[Records contained in a dataset]
******

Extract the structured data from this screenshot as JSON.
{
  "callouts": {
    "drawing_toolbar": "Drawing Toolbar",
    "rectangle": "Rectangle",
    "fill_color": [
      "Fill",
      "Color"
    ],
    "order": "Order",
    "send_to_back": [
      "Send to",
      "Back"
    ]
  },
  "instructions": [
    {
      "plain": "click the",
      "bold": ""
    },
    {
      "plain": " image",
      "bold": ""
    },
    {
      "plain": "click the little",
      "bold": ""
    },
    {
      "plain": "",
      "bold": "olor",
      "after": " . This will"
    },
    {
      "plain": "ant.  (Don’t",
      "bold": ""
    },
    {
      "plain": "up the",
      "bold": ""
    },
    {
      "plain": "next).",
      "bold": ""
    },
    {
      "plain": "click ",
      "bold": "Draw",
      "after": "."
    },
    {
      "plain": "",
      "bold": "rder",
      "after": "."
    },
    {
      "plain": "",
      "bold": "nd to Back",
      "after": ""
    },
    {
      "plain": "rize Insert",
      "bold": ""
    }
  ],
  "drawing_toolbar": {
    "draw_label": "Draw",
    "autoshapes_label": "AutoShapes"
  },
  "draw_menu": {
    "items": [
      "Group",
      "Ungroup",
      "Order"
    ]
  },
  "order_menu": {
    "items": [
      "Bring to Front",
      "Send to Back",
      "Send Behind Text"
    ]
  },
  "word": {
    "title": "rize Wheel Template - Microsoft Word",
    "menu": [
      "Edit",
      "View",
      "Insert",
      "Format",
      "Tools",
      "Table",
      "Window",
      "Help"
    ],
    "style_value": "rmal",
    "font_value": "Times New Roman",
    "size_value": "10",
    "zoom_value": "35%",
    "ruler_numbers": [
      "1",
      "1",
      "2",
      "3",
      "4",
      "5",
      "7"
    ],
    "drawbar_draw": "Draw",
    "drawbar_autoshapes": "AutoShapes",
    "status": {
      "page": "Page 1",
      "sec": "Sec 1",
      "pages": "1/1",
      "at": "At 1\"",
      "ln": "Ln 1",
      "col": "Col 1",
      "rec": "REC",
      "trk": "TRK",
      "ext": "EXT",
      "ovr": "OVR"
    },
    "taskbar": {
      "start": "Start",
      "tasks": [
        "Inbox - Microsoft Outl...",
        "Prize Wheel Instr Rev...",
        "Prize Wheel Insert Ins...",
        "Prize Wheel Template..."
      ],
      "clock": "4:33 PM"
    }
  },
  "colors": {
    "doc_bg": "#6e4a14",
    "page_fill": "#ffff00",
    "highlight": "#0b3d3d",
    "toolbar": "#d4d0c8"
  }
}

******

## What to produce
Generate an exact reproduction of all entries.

## Solved problem
Extract the structured data from this screenshot as JSON.
{
  "callouts": {
    "drawing_toolbar": "Drawing Toolbar",
    "rectangle": "Rectangle",
    "fill_color": [
      "Fill",
      "Color"
    ],
    "order": "Order",
    "send_to_back": [
      "Send to",
      "Back"
    ]
  },
  "instructions": [
    {
      "plain": "click the",
      "bold": ""
    },
    {
      "plain": " image",
      "bold": ""
    },
    {
      "plain": "click the little",
      "bold": ""
    },
    {
      "plain": "",
      "bold": "olor",
      "after": " . This will"
    },
    {
      "plain": "ant.  (Don’t",
      "bold": ""
    },
    {
      "plain": "up the",
      "bold": ""
    },
    {
      "plain": "next).",
      "bold": ""
    },
    {
      "plain": "click ",
      "bold": "Draw",
      "after": "."
    },
    {
      "plain": "",
      "bold": "rder",
      "after": "."
    },
    {
      "plain": "",
      "bold": "nd to Back",
      "after": ""
    },
    {
      "plain": "rize Insert",
      "bold": ""
    }
  ],
  "drawing_toolbar": {
    "draw_label": "Draw",
    "autoshapes_label": "AutoShapes"
  },
  "draw_menu": {
    "items": [
      "Group",
      "Ungroup",
      "Order"
    ]
  },
  "order_menu": {
    "items": [
      "Bring to Front",
      "Send to Back",
      "Send Behind Text"
    ]
  },
  "word": {
    "title": "rize Wheel Template - Microsoft Word",
    "menu": [
      "Edit",
      "View",
      "Insert",
      "Format",
      "Tools",
      "Table",
      "Window",
      "Help"
    ],
    "style_value": "rmal",
    "font_value": "Times New Roman",
    "size_value": "10",
    "zoom_value": "35%",
    "ruler_numbers": [
      "1",
      "1",
      "2",
      "3",
      "4",
      "5",
      "7"
    ],
    "drawbar_draw": "Draw",
    "drawbar_autoshapes": "AutoShapes",
    "status": {
      "page": "Page 1",
      "sec": "Sec 1",
      "pages": "1/1",
      "at": "At 1\"",
      "ln": "Ln 1",
      "col": "Col 1",
      "rec": "REC",
      "trk": "TRK",
      "ext": "EXT",
      "ovr": "OVR"
    },
    "taskbar": {
      "start": "Start",
      "tasks": [
        "Inbox - Microsoft Outl...",
        "Prize Wheel Instr Rev...",
        "Prize Wheel Insert Ins...",
        "Prize Wheel Template..."
      ],
      "clock": "4:33 PM"
    }
  },
  "colors": {
    "doc_bg": "#6e4a14",
    "page_fill": "#ffff00",
    "highlight": "#0b3d3d",
    "toolbar": "#d4d0c8"
  }
}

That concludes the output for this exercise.